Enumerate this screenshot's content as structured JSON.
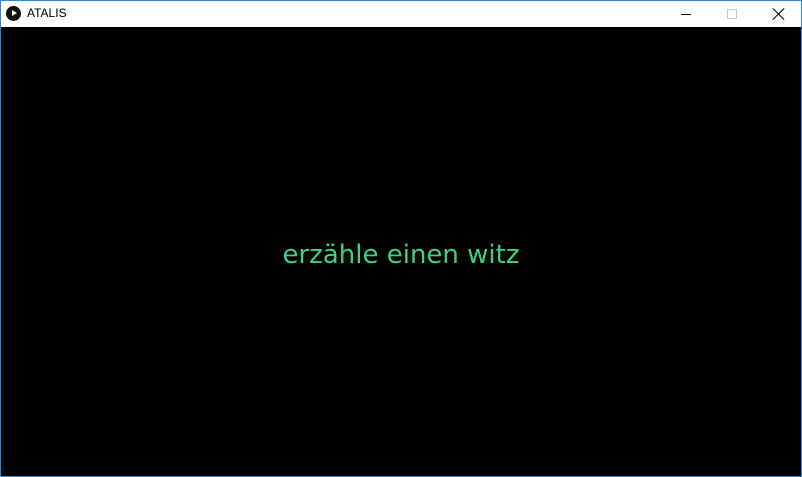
{
  "window": {
    "title": "ATALIS",
    "app_icon": "play-icon",
    "controls": {
      "minimize": "minimize-icon",
      "maximize": "maximize-icon",
      "close": "close-icon"
    }
  },
  "content": {
    "message": "erzähle einen witz",
    "message_color": "#3ed37a",
    "background_color": "#000000"
  }
}
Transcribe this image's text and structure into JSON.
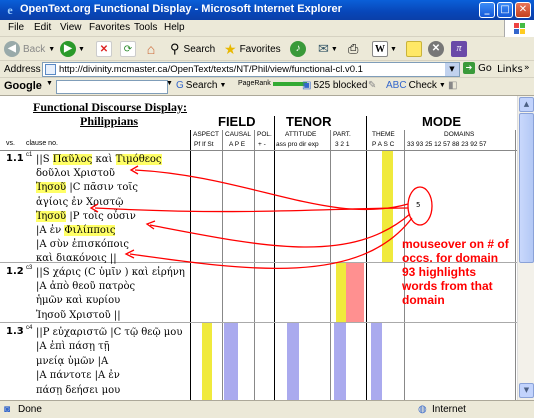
{
  "window": {
    "title": "OpenText.org Functional Display - Microsoft Internet Explorer",
    "minimize_glyph": "_",
    "maximize_glyph": "□",
    "close_glyph": "✕"
  },
  "menu": {
    "items": [
      "File",
      "Edit",
      "View",
      "Favorites",
      "Tools",
      "Help"
    ]
  },
  "toolbar": {
    "back_label": "Back",
    "search_label": "Search",
    "favorites_label": "Favorites"
  },
  "address": {
    "label": "Address",
    "url": "http://divinity.mcmaster.ca/OpenText/texts/NT/Phil/view/functional-cl.v0.1",
    "go_label": "Go",
    "links_label": "Links"
  },
  "google": {
    "label": "Google",
    "search_label": "Search",
    "pagerank_label": "PageRank",
    "blocked_label": "525 blocked",
    "check_label": "Check"
  },
  "page": {
    "title_line1": "Functional Discourse Display:",
    "title_line2": "Philippians",
    "vs_label": "vs.",
    "clause_label": "clause no.",
    "categories": {
      "field": "FIELD",
      "tenor": "TENOR",
      "mode": "MODE"
    },
    "subheads": {
      "aspect": "ASPECT",
      "aspect_cols": "Pf  If  St",
      "causal": "CAUSAL",
      "causal_cols": "A  P  E",
      "pol": "POL.",
      "pol_cols": "+  -",
      "attitude": "ATTITUDE",
      "attitude_cols": "ass pro dir exp",
      "part": "PART.",
      "part_cols": "3  2  1",
      "theme": "THEME",
      "theme_cols": "P  A  S  C",
      "domains": "DOMAINS",
      "domain_cols": "33 93 25 12 57 88 23 92 57"
    },
    "verses": [
      {
        "num": "1.1",
        "clause": "c1",
        "lines": [
          {
            "segments": [
              {
                "t": "||S ",
                "h": false
              },
              {
                "t": "Παῦλος",
                "h": true
              },
              {
                "t": " καὶ ",
                "h": false
              },
              {
                "t": "Τιμόθεος",
                "h": true
              }
            ]
          },
          {
            "segments": [
              {
                "t": "δοῦλοι Χριστοῦ",
                "h": false
              }
            ]
          },
          {
            "segments": [
              {
                "t": "Ἰησοῦ",
                "h": true
              },
              {
                "t": " |C πᾶσιν τοῖς",
                "h": false
              }
            ]
          },
          {
            "segments": [
              {
                "t": "ἁγίοις ἐν Χριστῷ",
                "h": false
              }
            ]
          },
          {
            "segments": [
              {
                "t": "Ἰησοῦ",
                "h": true
              },
              {
                "t": " |P τοῖς οὖσιν",
                "h": false
              }
            ]
          },
          {
            "segments": [
              {
                "t": "|A ἐν ",
                "h": false
              },
              {
                "t": "Φιλίπποις",
                "h": true
              }
            ]
          },
          {
            "segments": [
              {
                "t": "|A σὺν ἐπισκόποις",
                "h": false
              }
            ]
          },
          {
            "segments": [
              {
                "t": "καὶ διακόνοις ||",
                "h": false
              }
            ]
          }
        ]
      },
      {
        "num": "1.2",
        "clause": "c3",
        "lines": [
          {
            "segments": [
              {
                "t": "||S χάρις (C ὑμῖν ) καὶ εἰρήνη",
                "h": false
              }
            ]
          },
          {
            "segments": [
              {
                "t": "|A ἀπὸ θεοῦ πατρὸς",
                "h": false
              }
            ]
          },
          {
            "segments": [
              {
                "t": "ἡμῶν καὶ κυρίου",
                "h": false
              }
            ]
          },
          {
            "segments": [
              {
                "t": "Ἰησοῦ Χριστοῦ ||",
                "h": false
              }
            ]
          }
        ]
      },
      {
        "num": "1.3",
        "clause": "c4",
        "lines": [
          {
            "segments": [
              {
                "t": "||P εὐχαριστῶ |C τῷ θεῷ μου",
                "h": false
              }
            ]
          },
          {
            "segments": [
              {
                "t": "|A ἐπὶ πάσῃ τῇ",
                "h": false
              }
            ]
          },
          {
            "segments": [
              {
                "t": "μνείᾳ ὑμῶν |A",
                "h": false
              }
            ]
          },
          {
            "segments": [
              {
                "t": "|A πάντοτε |A ἐν",
                "h": false
              }
            ]
          },
          {
            "segments": [
              {
                "t": "πάσῃ δεήσει μου",
                "h": false
              }
            ]
          }
        ]
      }
    ],
    "bubble_value": "5",
    "annotation": "mouseover on # of occs. for domain 93 highlights words from that domain"
  },
  "status": {
    "done_label": "Done",
    "zone_label": "Internet"
  },
  "colors": {
    "highlight": "#ffff66",
    "bar_yellow": "#f0ea3c",
    "bar_lavender": "#aaaaee",
    "bar_pink": "#ff9090",
    "annotation_red": "#ff0000"
  }
}
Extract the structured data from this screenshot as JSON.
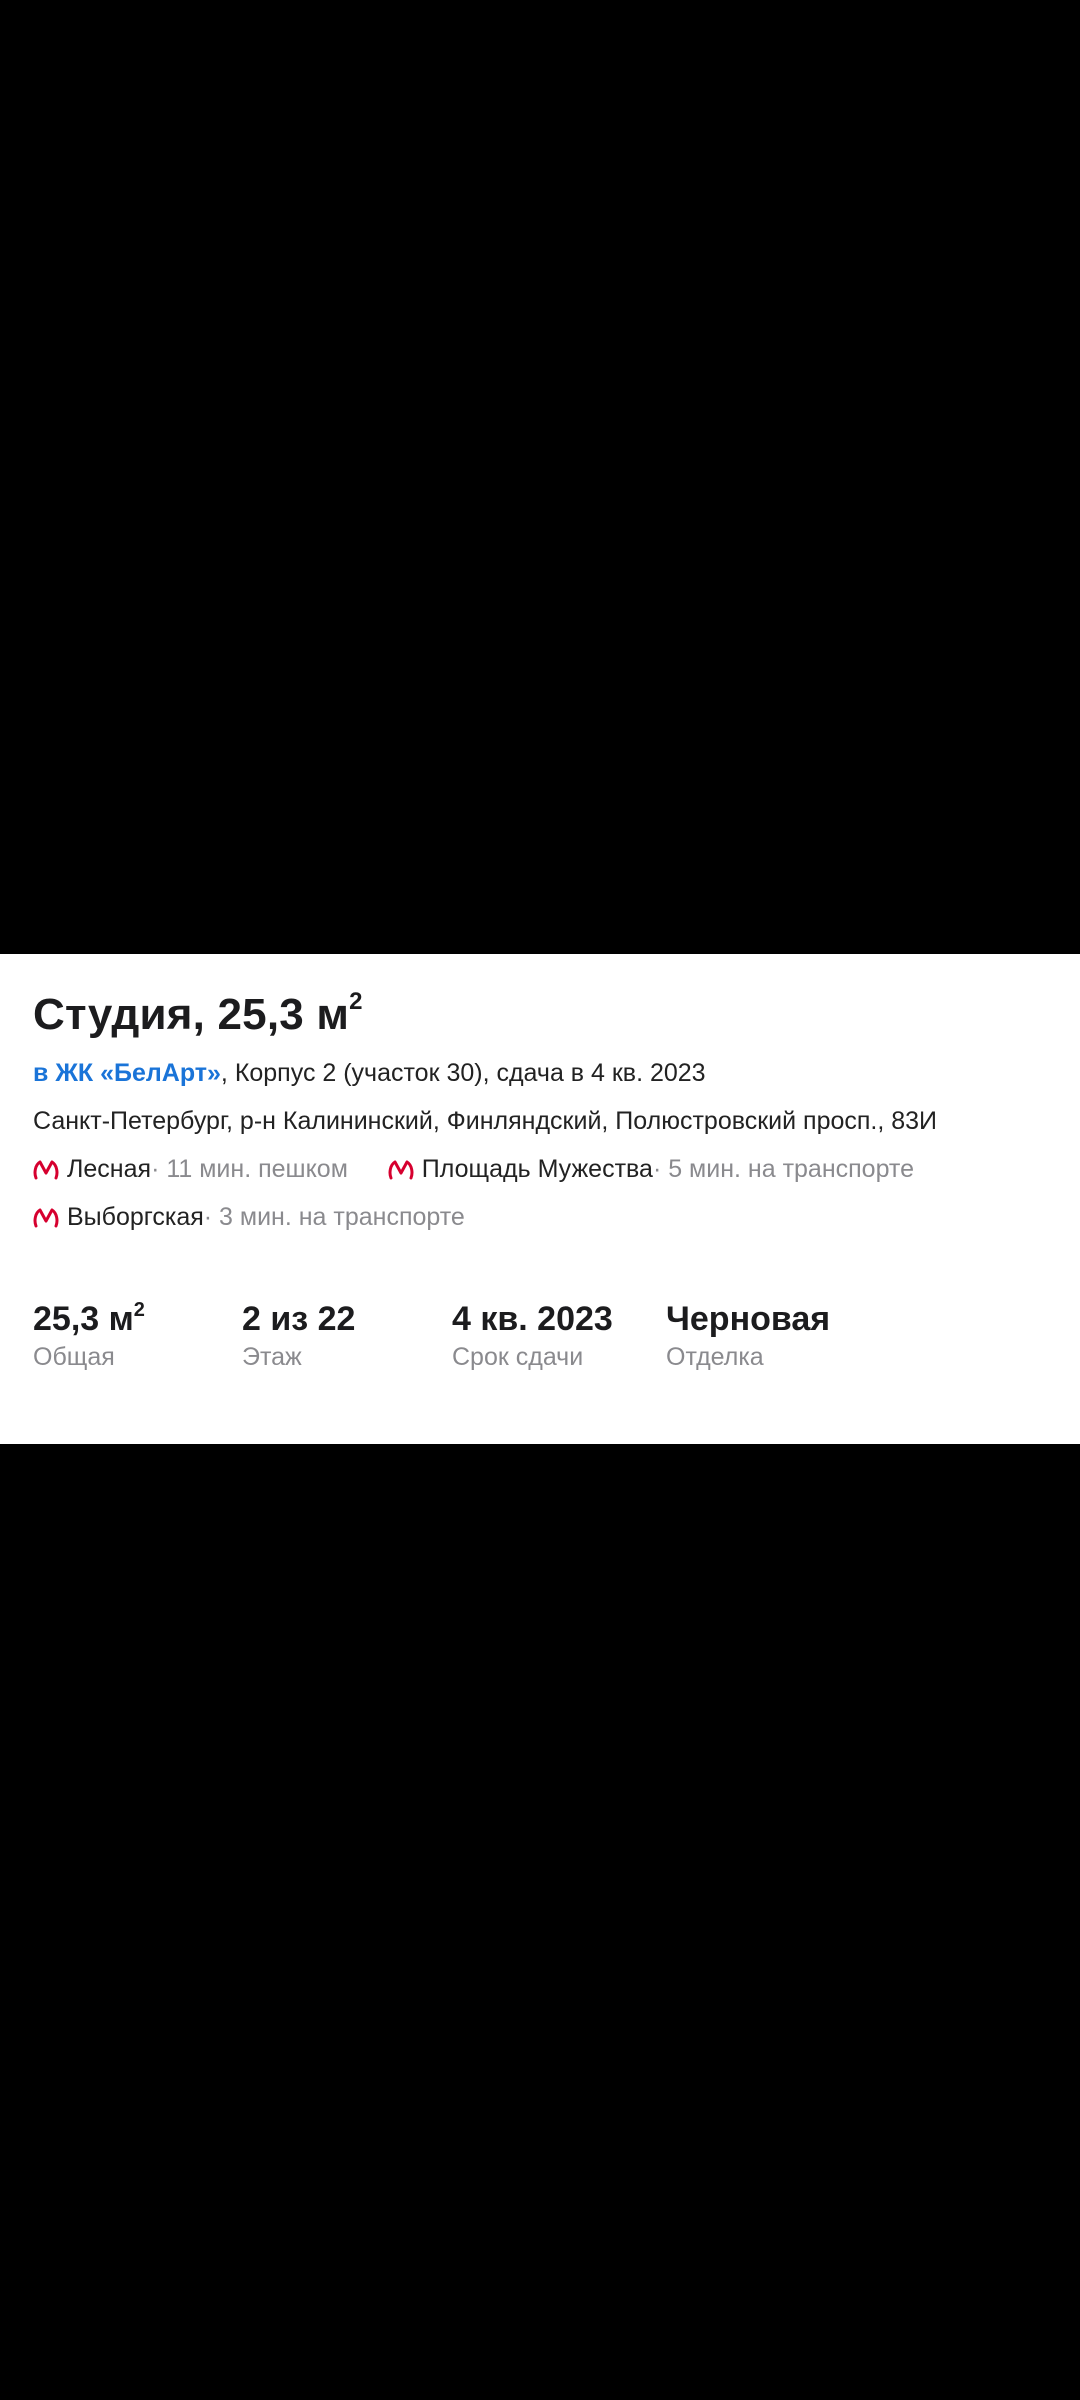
{
  "listing": {
    "title": "Студия, 25,3 м",
    "title_sup": "2",
    "complex_link": "в ЖК «БелАрт»",
    "complex_details": ", Корпус 2 (участок 30), сдача в 4 кв. 2023",
    "address": "Санкт-Петербург, р-н Калининский, Финляндский, Полюстровский просп., 83И"
  },
  "metro": [
    {
      "name": "Лесная",
      "time": " · 11 мин. пешком",
      "icon": "metro-icon",
      "color": "#d6002f"
    },
    {
      "name": "Площадь Мужества",
      "time": " · 5 мин. на транспорте",
      "icon": "metro-icon",
      "color": "#d6002f"
    },
    {
      "name": "Выборгская",
      "time": " · 3 мин. на транспорте",
      "icon": "metro-icon",
      "color": "#d6002f"
    }
  ],
  "stats": [
    {
      "value": "25,3 м",
      "value_sup": "2",
      "label": "Общая"
    },
    {
      "value": "2 из 22",
      "label": "Этаж"
    },
    {
      "value": "4 кв. 2023",
      "label": "Срок сдачи"
    },
    {
      "value": "Черновая",
      "label": "Отделка"
    }
  ],
  "colors": {
    "accent_link": "#1a74d8",
    "metro_red": "#d6002f",
    "text_primary": "#1c1c1e",
    "text_secondary": "#8a8a8e"
  }
}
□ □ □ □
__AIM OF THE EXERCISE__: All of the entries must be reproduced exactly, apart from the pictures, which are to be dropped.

__RESPONSE TO THE TASK__:
Enumerate this screenshot's content as structured JSON.
{
  "window": {
    "title": "ATALIS",
    "app_icon": "play-icon",
    "controls": {
      "minimize": "minimize-icon",
      "maximize": "maximize-icon",
      "close": "close-icon"
    }
  },
  "content": {
    "message": "erzähle einen witz",
    "message_color": "#3ed37a",
    "background_color": "#000000"
  }
}
Transcribe this image's text and structure into JSON.
{
  "window": {
    "title": "OpenText.org Functional Display - Microsoft Internet Explorer",
    "minimize_glyph": "_",
    "maximize_glyph": "□",
    "close_glyph": "✕"
  },
  "menu": {
    "items": [
      "File",
      "Edit",
      "View",
      "Favorites",
      "Tools",
      "Help"
    ]
  },
  "toolbar": {
    "back_label": "Back",
    "search_label": "Search",
    "favorites_label": "Favorites"
  },
  "address": {
    "label": "Address",
    "url": "http://divinity.mcmaster.ca/OpenText/texts/NT/Phil/view/functional-cl.v0.1",
    "go_label": "Go",
    "links_label": "Links"
  },
  "google": {
    "label": "Google",
    "search_label": "Search",
    "pagerank_label": "PageRank",
    "blocked_label": "525 blocked",
    "check_label": "Check"
  },
  "page": {
    "title_line1": "Functional Discourse Display:",
    "title_line2": "Philippians",
    "vs_label": "vs.",
    "clause_label": "clause no.",
    "categories": {
      "field": "FIELD",
      "tenor": "TENOR",
      "mode": "MODE"
    },
    "subheads": {
      "aspect": "ASPECT",
      "aspect_cols": "Pf  If  St",
      "causal": "CAUSAL",
      "causal_cols": "A  P  E",
      "pol": "POL.",
      "pol_cols": "+  -",
      "attitude": "ATTITUDE",
      "attitude_cols": "ass pro dir exp",
      "part": "PART.",
      "part_cols": "3  2  1",
      "theme": "THEME",
      "theme_cols": "P  A  S  C",
      "domains": "DOMAINS",
      "domain_cols": "33 93 25 12 57 88 23 92 57"
    },
    "verses": [
      {
        "num": "1.1",
        "clause": "c1",
        "lines": [
          {
            "segments": [
              {
                "t": "||S ",
                "h": false
              },
              {
                "t": "Παῦλος",
                "h": true
              },
              {
                "t": " καὶ ",
                "h": false
              },
              {
                "t": "Τιμόθεος",
                "h": true
              }
            ]
          },
          {
            "segments": [
              {
                "t": "δοῦλοι Χριστοῦ",
                "h": false
              }
            ]
          },
          {
            "segments": [
              {
                "t": "Ἰησοῦ",
                "h": true
              },
              {
                "t": " |C πᾶσιν τοῖς",
                "h": false
              }
            ]
          },
          {
            "segments": [
              {
                "t": "ἁγίοις ἐν Χριστῷ",
                "h": false
              }
            ]
          },
          {
            "segments": [
              {
                "t": "Ἰησοῦ",
                "h": true
              },
              {
                "t": " |P τοῖς οὖσιν",
                "h": false
              }
            ]
          },
          {
            "segments": [
              {
                "t": "|A ἐν ",
                "h": false
              },
              {
                "t": "Φιλίπποις",
                "h": true
              }
            ]
          },
          {
            "segments": [
              {
                "t": "|A σὺν ἐπισκόποις",
                "h": false
              }
            ]
          },
          {
            "segments": [
              {
                "t": "καὶ διακόνοις ||",
                "h": false
              }
            ]
          }
        ]
      },
      {
        "num": "1.2",
        "clause": "c3",
        "lines": [
          {
            "segments": [
              {
                "t": "||S χάρις (C ὑμῖν ) καὶ εἰρήνη",
                "h": false
              }
            ]
          },
          {
            "segments": [
              {
                "t": "|A ἀπὸ θεοῦ πατρὸς",
                "h": false
              }
            ]
          },
          {
            "segments": [
              {
                "t": "ἡμῶν καὶ κυρίου",
                "h": false
              }
            ]
          },
          {
            "segments": [
              {
                "t": "Ἰησοῦ Χριστοῦ ||",
                "h": false
              }
            ]
          }
        ]
      },
      {
        "num": "1.3",
        "clause": "c4",
        "lines": [
          {
            "segments": [
              {
                "t": "||P εὐχαριστῶ |C τῷ θεῷ μου",
                "h": false
              }
            ]
          },
          {
            "segments": [
              {
                "t": "|A ἐπὶ πάσῃ τῇ",
                "h": false
              }
            ]
          },
          {
            "segments": [
              {
                "t": "μνείᾳ ὑμῶν |A",
                "h": false
              }
            ]
          },
          {
            "segments": [
              {
                "t": "|A πάντοτε |A ἐν",
                "h": false
              }
            ]
          },
          {
            "segments": [
              {
                "t": "πάσῃ δεήσει μου",
                "h": false
              }
            ]
          }
        ]
      }
    ],
    "bubble_value": "5",
    "annotation": "mouseover on # of occs. for domain 93 highlights words from that domain"
  },
  "status": {
    "done_label": "Done",
    "zone_label": "Internet"
  },
  "colors": {
    "highlight": "#ffff66",
    "bar_yellow": "#f0ea3c",
    "bar_lavender": "#aaaaee",
    "bar_pink": "#ff9090",
    "annotation_red": "#ff0000"
  }
}
Extract the structured data from this screenshot as JSON.
{
  "listing": {
    "title": "Студия, 25,3 м",
    "title_sup": "2",
    "complex_link": "в ЖК «БелАрт»",
    "complex_details": ", Корпус 2 (участок 30), сдача в 4 кв. 2023",
    "address": "Санкт-Петербург, р-н Калининский, Финляндский, Полюстровский просп., 83И"
  },
  "metro": [
    {
      "name": "Лесная",
      "time": " · 11 мин. пешком",
      "icon": "metro-icon",
      "color": "#d6002f"
    },
    {
      "name": "Площадь Мужества",
      "time": " · 5 мин. на транспорте",
      "icon": "metro-icon",
      "color": "#d6002f"
    },
    {
      "name": "Выборгская",
      "time": " · 3 мин. на транспорте",
      "icon": "metro-icon",
      "color": "#d6002f"
    }
  ],
  "stats": [
    {
      "value": "25,3 м",
      "value_sup": "2",
      "label": "Общая"
    },
    {
      "value": "2 из 22",
      "label": "Этаж"
    },
    {
      "value": "4 кв. 2023",
      "label": "Срок сдачи"
    },
    {
      "value": "Черновая",
      "label": "Отделка"
    }
  ],
  "colors": {
    "accent_link": "#1a74d8",
    "metro_red": "#d6002f",
    "text_primary": "#1c1c1e",
    "text_secondary": "#8a8a8e"
  }
}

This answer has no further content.